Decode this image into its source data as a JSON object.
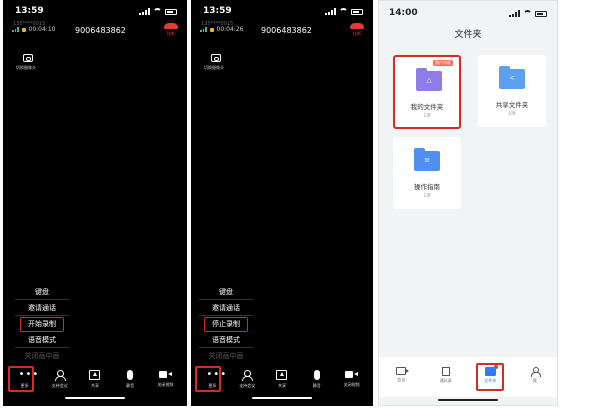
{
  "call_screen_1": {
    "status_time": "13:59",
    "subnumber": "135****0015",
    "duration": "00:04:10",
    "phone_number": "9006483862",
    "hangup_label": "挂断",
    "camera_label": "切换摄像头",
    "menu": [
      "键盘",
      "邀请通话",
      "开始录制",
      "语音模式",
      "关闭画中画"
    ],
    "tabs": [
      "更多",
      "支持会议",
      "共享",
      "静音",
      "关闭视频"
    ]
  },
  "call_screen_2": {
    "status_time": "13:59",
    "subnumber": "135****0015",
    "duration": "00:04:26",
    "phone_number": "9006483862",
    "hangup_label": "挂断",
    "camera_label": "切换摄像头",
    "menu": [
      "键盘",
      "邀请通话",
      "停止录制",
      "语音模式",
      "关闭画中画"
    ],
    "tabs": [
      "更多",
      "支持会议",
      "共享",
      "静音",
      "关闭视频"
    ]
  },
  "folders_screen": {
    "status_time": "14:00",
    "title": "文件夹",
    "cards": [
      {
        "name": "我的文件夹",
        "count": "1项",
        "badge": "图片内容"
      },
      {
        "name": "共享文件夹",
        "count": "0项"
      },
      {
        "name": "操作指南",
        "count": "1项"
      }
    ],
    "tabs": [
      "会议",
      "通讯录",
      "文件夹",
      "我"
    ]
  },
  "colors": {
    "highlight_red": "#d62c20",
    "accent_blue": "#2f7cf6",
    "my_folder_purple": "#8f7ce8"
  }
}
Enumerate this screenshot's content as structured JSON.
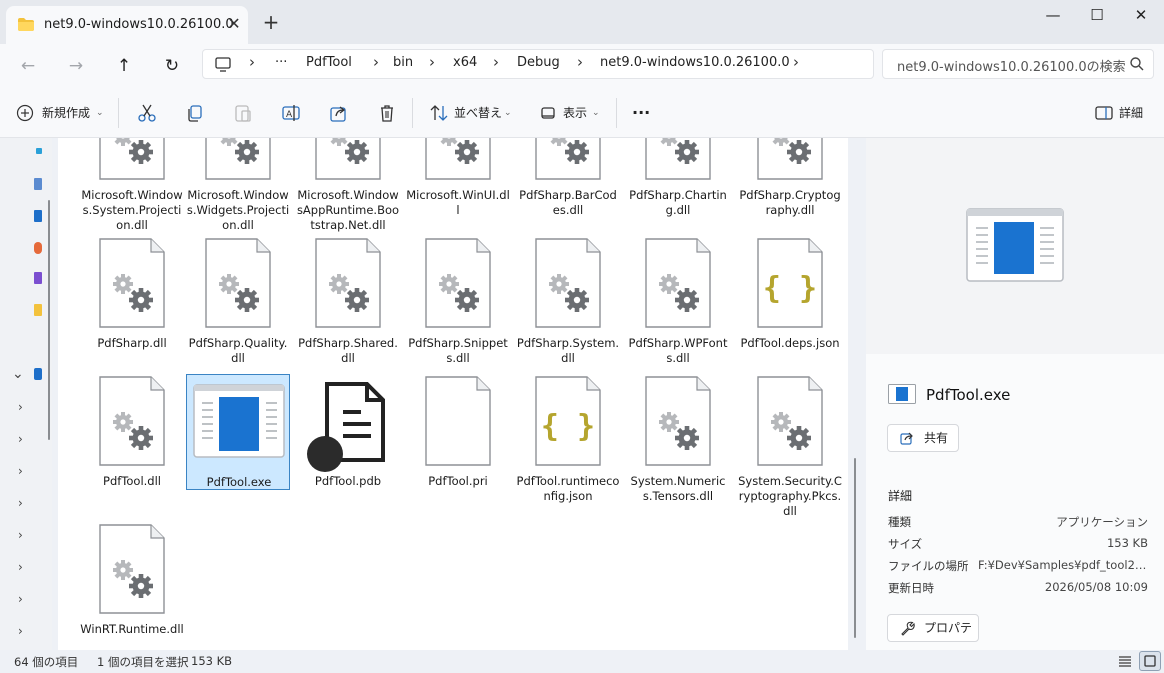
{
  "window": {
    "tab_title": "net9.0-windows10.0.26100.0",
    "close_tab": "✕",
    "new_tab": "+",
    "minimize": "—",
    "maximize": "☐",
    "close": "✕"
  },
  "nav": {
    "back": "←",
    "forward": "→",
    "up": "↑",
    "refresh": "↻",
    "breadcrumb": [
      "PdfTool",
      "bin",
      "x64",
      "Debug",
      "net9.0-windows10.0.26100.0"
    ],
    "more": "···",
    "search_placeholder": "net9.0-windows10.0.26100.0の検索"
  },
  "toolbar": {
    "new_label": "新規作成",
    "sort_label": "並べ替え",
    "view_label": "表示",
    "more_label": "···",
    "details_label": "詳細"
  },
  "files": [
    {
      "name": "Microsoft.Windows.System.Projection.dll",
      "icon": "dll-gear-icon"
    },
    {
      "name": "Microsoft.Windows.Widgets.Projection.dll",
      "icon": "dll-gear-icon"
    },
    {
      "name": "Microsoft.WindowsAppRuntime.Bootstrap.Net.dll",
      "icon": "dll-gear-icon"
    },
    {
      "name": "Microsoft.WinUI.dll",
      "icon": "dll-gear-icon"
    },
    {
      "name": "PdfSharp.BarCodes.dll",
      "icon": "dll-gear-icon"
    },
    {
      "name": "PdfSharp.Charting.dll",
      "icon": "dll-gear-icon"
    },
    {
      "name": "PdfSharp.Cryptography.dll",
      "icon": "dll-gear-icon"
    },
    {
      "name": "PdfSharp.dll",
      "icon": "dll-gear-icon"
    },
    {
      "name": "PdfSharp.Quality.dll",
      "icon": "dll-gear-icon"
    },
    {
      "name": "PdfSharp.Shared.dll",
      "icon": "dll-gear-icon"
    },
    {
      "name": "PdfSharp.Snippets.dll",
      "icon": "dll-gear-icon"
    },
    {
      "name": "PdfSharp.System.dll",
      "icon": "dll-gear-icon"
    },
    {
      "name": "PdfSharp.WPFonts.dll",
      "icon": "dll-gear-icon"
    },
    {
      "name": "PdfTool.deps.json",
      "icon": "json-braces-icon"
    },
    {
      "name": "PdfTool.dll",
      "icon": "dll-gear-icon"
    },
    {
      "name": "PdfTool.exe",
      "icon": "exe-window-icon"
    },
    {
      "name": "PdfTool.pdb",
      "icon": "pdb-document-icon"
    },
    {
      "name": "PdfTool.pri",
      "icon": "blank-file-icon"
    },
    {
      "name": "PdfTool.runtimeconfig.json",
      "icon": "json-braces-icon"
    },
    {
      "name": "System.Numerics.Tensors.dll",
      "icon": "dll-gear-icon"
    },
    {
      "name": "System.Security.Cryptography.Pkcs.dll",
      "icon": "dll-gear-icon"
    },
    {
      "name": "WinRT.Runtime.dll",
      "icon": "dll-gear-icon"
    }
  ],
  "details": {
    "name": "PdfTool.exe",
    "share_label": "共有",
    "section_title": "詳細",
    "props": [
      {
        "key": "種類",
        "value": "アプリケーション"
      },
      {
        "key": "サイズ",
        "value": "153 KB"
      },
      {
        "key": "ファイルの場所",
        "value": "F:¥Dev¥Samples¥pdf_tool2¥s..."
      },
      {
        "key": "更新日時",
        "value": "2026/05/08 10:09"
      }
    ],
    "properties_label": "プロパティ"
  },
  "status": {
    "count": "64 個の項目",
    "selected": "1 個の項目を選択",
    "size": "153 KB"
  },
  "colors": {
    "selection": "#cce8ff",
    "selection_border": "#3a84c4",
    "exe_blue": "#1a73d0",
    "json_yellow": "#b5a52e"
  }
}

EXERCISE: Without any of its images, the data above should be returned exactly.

OUTPUT OF THE TASK:
Decode this image into its source data as a JSON object.
{
  "call_screen_1": {
    "status_time": "13:59",
    "subnumber": "135****0015",
    "duration": "00:04:10",
    "phone_number": "9006483862",
    "hangup_label": "挂断",
    "camera_label": "切换摄像头",
    "menu": [
      "键盘",
      "邀请通话",
      "开始录制",
      "语音模式",
      "关闭画中画"
    ],
    "tabs": [
      "更多",
      "支持会议",
      "共享",
      "静音",
      "关闭视频"
    ]
  },
  "call_screen_2": {
    "status_time": "13:59",
    "subnumber": "135****0015",
    "duration": "00:04:26",
    "phone_number": "9006483862",
    "hangup_label": "挂断",
    "camera_label": "切换摄像头",
    "menu": [
      "键盘",
      "邀请通话",
      "停止录制",
      "语音模式",
      "关闭画中画"
    ],
    "tabs": [
      "更多",
      "支持会议",
      "共享",
      "静音",
      "关闭视频"
    ]
  },
  "folders_screen": {
    "status_time": "14:00",
    "title": "文件夹",
    "cards": [
      {
        "name": "我的文件夹",
        "count": "1项",
        "badge": "图片内容"
      },
      {
        "name": "共享文件夹",
        "count": "0项"
      },
      {
        "name": "操作指南",
        "count": "1项"
      }
    ],
    "tabs": [
      "会议",
      "通讯录",
      "文件夹",
      "我"
    ]
  },
  "colors": {
    "highlight_red": "#d62c20",
    "accent_blue": "#2f7cf6",
    "my_folder_purple": "#8f7ce8"
  }
}
Enumerate this screenshot's content as structured JSON.
{
  "window": {
    "tab_title": "net9.0-windows10.0.26100.0",
    "close_tab": "✕",
    "new_tab": "+",
    "minimize": "—",
    "maximize": "☐",
    "close": "✕"
  },
  "nav": {
    "back": "←",
    "forward": "→",
    "up": "↑",
    "refresh": "↻",
    "breadcrumb": [
      "PdfTool",
      "bin",
      "x64",
      "Debug",
      "net9.0-windows10.0.26100.0"
    ],
    "more": "···",
    "search_placeholder": "net9.0-windows10.0.26100.0の検索"
  },
  "toolbar": {
    "new_label": "新規作成",
    "sort_label": "並べ替え",
    "view_label": "表示",
    "more_label": "···",
    "details_label": "詳細"
  },
  "files": [
    {
      "name": "Microsoft.Windows.System.Projection.dll",
      "icon": "dll-gear-icon"
    },
    {
      "name": "Microsoft.Windows.Widgets.Projection.dll",
      "icon": "dll-gear-icon"
    },
    {
      "name": "Microsoft.WindowsAppRuntime.Bootstrap.Net.dll",
      "icon": "dll-gear-icon"
    },
    {
      "name": "Microsoft.WinUI.dll",
      "icon": "dll-gear-icon"
    },
    {
      "name": "PdfSharp.BarCodes.dll",
      "icon": "dll-gear-icon"
    },
    {
      "name": "PdfSharp.Charting.dll",
      "icon": "dll-gear-icon"
    },
    {
      "name": "PdfSharp.Cryptography.dll",
      "icon": "dll-gear-icon"
    },
    {
      "name": "PdfSharp.dll",
      "icon": "dll-gear-icon"
    },
    {
      "name": "PdfSharp.Quality.dll",
      "icon": "dll-gear-icon"
    },
    {
      "name": "PdfSharp.Shared.dll",
      "icon": "dll-gear-icon"
    },
    {
      "name": "PdfSharp.Snippets.dll",
      "icon": "dll-gear-icon"
    },
    {
      "name": "PdfSharp.System.dll",
      "icon": "dll-gear-icon"
    },
    {
      "name": "PdfSharp.WPFonts.dll",
      "icon": "dll-gear-icon"
    },
    {
      "name": "PdfTool.deps.json",
      "icon": "json-braces-icon"
    },
    {
      "name": "PdfTool.dll",
      "icon": "dll-gear-icon"
    },
    {
      "name": "PdfTool.exe",
      "icon": "exe-window-icon"
    },
    {
      "name": "PdfTool.pdb",
      "icon": "pdb-document-icon"
    },
    {
      "name": "PdfTool.pri",
      "icon": "blank-file-icon"
    },
    {
      "name": "PdfTool.runtimeconfig.json",
      "icon": "json-braces-icon"
    },
    {
      "name": "System.Numerics.Tensors.dll",
      "icon": "dll-gear-icon"
    },
    {
      "name": "System.Security.Cryptography.Pkcs.dll",
      "icon": "dll-gear-icon"
    },
    {
      "name": "WinRT.Runtime.dll",
      "icon": "dll-gear-icon"
    }
  ],
  "details": {
    "name": "PdfTool.exe",
    "share_label": "共有",
    "section_title": "詳細",
    "props": [
      {
        "key": "種類",
        "value": "アプリケーション"
      },
      {
        "key": "サイズ",
        "value": "153 KB"
      },
      {
        "key": "ファイルの場所",
        "value": "F:¥Dev¥Samples¥pdf_tool2¥s..."
      },
      {
        "key": "更新日時",
        "value": "2026/05/08 10:09"
      }
    ],
    "properties_label": "プロパティ"
  },
  "status": {
    "count": "64 個の項目",
    "selected": "1 個の項目を選択",
    "size": "153 KB"
  },
  "colors": {
    "selection": "#cce8ff",
    "selection_border": "#3a84c4",
    "exe_blue": "#1a73d0",
    "json_yellow": "#b5a52e"
  }
}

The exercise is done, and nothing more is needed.